■ Activity
Repeat every record exactly as given.

(Dataset rows describing interfaces)
.....
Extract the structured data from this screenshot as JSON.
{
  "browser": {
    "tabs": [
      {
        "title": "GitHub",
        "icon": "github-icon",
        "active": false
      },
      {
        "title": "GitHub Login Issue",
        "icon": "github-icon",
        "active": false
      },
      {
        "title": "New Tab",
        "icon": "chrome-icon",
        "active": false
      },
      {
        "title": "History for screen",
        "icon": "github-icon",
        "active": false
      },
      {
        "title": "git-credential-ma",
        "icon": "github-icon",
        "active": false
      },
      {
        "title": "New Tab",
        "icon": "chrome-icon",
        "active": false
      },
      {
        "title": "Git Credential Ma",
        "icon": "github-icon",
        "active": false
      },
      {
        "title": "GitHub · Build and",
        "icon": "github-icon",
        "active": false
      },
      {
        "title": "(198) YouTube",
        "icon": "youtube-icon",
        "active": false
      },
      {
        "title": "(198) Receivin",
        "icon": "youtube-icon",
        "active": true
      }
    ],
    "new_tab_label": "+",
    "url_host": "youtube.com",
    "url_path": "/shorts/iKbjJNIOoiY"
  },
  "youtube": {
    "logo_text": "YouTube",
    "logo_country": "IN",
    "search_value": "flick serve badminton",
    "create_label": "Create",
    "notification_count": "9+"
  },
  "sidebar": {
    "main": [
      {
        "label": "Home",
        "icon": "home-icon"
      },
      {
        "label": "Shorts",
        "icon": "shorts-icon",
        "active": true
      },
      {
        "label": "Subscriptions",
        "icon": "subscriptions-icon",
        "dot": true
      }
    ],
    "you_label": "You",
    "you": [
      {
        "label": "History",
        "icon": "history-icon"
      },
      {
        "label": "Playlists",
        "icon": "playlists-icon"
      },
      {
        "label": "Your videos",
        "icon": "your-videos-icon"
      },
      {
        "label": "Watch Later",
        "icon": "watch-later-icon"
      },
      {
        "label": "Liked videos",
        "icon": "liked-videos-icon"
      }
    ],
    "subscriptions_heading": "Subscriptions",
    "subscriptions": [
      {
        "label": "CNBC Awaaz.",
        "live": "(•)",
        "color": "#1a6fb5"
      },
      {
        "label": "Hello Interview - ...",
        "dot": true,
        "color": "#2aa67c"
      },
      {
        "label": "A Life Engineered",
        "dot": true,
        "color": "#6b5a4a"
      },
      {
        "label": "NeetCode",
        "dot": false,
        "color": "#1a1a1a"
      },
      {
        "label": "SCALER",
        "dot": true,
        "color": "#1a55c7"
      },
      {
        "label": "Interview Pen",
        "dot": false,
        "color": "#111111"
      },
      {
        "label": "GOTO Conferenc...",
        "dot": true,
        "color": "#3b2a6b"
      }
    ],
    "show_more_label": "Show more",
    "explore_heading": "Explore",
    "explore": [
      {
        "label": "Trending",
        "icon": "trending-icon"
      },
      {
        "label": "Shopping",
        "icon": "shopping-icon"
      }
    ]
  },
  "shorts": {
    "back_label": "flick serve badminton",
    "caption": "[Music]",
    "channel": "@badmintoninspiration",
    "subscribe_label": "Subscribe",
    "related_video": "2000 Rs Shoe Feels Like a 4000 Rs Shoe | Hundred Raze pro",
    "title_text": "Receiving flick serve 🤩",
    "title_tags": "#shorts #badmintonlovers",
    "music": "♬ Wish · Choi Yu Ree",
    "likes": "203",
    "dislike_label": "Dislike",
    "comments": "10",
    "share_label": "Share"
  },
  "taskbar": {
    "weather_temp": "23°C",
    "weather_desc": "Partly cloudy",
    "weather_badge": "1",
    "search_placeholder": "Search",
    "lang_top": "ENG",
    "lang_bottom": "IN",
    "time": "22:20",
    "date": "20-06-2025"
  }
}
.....
■ Answer to the problem
Extract the structured data from this screenshot as JSON.
{
  "browser": {
    "tabs": [
      {
        "title": "GitHub",
        "icon": "github-icon",
        "active": false
      },
      {
        "title": "GitHub Login Issue",
        "icon": "github-icon",
        "active": false
      },
      {
        "title": "New Tab",
        "icon": "chrome-icon",
        "active": false
      },
      {
        "title": "History for screen",
        "icon": "github-icon",
        "active": false
      },
      {
        "title": "git-credential-ma",
        "icon": "github-icon",
        "active": false
      },
      {
        "title": "New Tab",
        "icon": "chrome-icon",
        "active": false
      },
      {
        "title": "Git Credential Ma",
        "icon": "github-icon",
        "active": false
      },
      {
        "title": "GitHub · Build and",
        "icon": "github-icon",
        "active": false
      },
      {
        "title": "(198) YouTube",
        "icon": "youtube-icon",
        "active": false
      },
      {
        "title": "(198) Receivin",
        "icon": "youtube-icon",
        "active": true
      }
    ],
    "new_tab_label": "+",
    "url_host": "youtube.com",
    "url_path": "/shorts/iKbjJNIOoiY"
  },
  "youtube": {
    "logo_text": "YouTube",
    "logo_country": "IN",
    "search_value": "flick serve badminton",
    "create_label": "Create",
    "notification_count": "9+"
  },
  "sidebar": {
    "main": [
      {
        "label": "Home",
        "icon": "home-icon"
      },
      {
        "label": "Shorts",
        "icon": "shorts-icon",
        "active": true
      },
      {
        "label": "Subscriptions",
        "icon": "subscriptions-icon",
        "dot": true
      }
    ],
    "you_label": "You",
    "you": [
      {
        "label": "History",
        "icon": "history-icon"
      },
      {
        "label": "Playlists",
        "icon": "playlists-icon"
      },
      {
        "label": "Your videos",
        "icon": "your-videos-icon"
      },
      {
        "label": "Watch Later",
        "icon": "watch-later-icon"
      },
      {
        "label": "Liked videos",
        "icon": "liked-videos-icon"
      }
    ],
    "subscriptions_heading": "Subscriptions",
    "subscriptions": [
      {
        "label": "CNBC Awaaz.",
        "live": "(•)",
        "color": "#1a6fb5"
      },
      {
        "label": "Hello Interview - ...",
        "dot": true,
        "color": "#2aa67c"
      },
      {
        "label": "A Life Engineered",
        "dot": true,
        "color": "#6b5a4a"
      },
      {
        "label": "NeetCode",
        "dot": false,
        "color": "#1a1a1a"
      },
      {
        "label": "SCALER",
        "dot": true,
        "color": "#1a55c7"
      },
      {
        "label": "Interview Pen",
        "dot": false,
        "color": "#111111"
      },
      {
        "label": "GOTO Conferenc...",
        "dot": true,
        "color": "#3b2a6b"
      }
    ],
    "show_more_label": "Show more",
    "explore_heading": "Explore",
    "explore": [
      {
        "label": "Trending",
        "icon": "trending-icon"
      },
      {
        "label": "Shopping",
        "icon": "shopping-icon"
      }
    ]
  },
  "shorts": {
    "back_label": "flick serve badminton",
    "caption": "[Music]",
    "channel": "@badmintoninspiration",
    "subscribe_label": "Subscribe",
    "related_video": "2000 Rs Shoe Feels Like a 4000 Rs Shoe | Hundred Raze pro",
    "title_text": "Receiving flick serve 🤩",
    "title_tags": "#shorts #badmintonlovers",
    "music": "♬ Wish · Choi Yu Ree",
    "likes": "203",
    "dislike_label": "Dislike",
    "comments": "10",
    "share_label": "Share"
  },
  "taskbar": {
    "weather_temp": "23°C",
    "weather_desc": "Partly cloudy",
    "weather_badge": "1",
    "search_placeholder": "Search",
    "lang_top": "ENG",
    "lang_bottom": "IN",
    "time": "22:20",
    "date": "20-06-2025"
  }
}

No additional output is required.